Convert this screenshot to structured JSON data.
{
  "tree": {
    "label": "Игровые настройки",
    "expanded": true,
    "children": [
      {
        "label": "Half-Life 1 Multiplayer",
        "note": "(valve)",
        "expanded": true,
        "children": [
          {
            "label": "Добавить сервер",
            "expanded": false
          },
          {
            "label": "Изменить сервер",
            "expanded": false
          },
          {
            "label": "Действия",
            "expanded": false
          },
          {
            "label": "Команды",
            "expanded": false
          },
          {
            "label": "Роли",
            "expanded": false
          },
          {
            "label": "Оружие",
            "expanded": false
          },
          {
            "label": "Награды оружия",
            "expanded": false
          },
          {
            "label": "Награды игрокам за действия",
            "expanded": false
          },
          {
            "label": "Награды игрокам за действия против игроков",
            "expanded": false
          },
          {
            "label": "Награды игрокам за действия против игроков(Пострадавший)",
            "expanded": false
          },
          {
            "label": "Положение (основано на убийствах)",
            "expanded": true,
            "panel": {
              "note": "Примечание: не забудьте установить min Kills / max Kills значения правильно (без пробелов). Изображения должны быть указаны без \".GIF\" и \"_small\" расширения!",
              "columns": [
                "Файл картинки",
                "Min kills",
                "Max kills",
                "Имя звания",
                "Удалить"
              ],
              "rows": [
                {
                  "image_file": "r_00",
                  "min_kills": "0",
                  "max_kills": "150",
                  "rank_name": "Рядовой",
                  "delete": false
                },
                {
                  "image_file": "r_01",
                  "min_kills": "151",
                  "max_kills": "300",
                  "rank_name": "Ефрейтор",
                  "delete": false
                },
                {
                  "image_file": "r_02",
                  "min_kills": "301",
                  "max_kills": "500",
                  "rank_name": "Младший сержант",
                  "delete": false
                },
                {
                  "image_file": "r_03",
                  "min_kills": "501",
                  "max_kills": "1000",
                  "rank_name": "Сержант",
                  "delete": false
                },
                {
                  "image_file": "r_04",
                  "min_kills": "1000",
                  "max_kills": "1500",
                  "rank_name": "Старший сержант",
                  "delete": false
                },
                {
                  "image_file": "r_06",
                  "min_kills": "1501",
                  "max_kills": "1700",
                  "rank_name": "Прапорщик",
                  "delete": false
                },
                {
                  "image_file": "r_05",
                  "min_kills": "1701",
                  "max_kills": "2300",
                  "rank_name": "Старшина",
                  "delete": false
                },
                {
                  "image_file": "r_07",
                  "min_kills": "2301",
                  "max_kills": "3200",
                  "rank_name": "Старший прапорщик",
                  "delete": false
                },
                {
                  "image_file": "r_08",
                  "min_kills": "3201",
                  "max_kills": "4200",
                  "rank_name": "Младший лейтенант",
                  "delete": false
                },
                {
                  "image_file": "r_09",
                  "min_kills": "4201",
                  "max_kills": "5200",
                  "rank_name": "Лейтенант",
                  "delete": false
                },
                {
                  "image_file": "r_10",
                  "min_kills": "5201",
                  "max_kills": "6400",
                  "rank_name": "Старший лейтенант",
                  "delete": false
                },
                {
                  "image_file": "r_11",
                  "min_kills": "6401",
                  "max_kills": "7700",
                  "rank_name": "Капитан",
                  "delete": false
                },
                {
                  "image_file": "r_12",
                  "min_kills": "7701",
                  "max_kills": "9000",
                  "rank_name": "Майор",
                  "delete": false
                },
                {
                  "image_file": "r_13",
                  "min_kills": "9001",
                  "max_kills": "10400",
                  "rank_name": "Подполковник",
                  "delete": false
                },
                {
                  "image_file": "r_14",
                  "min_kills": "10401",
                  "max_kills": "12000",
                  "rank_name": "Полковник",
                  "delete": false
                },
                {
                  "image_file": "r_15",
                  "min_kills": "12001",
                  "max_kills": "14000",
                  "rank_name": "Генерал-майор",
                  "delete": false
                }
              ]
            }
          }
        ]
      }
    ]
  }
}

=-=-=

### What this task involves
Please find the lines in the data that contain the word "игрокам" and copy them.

### Result
            "label": "Награды игрокам за действия",
            "label": "Награды игрокам за действия против игроков",
            "label": "Награды игрокам за действия против игроков(Пострадавший)",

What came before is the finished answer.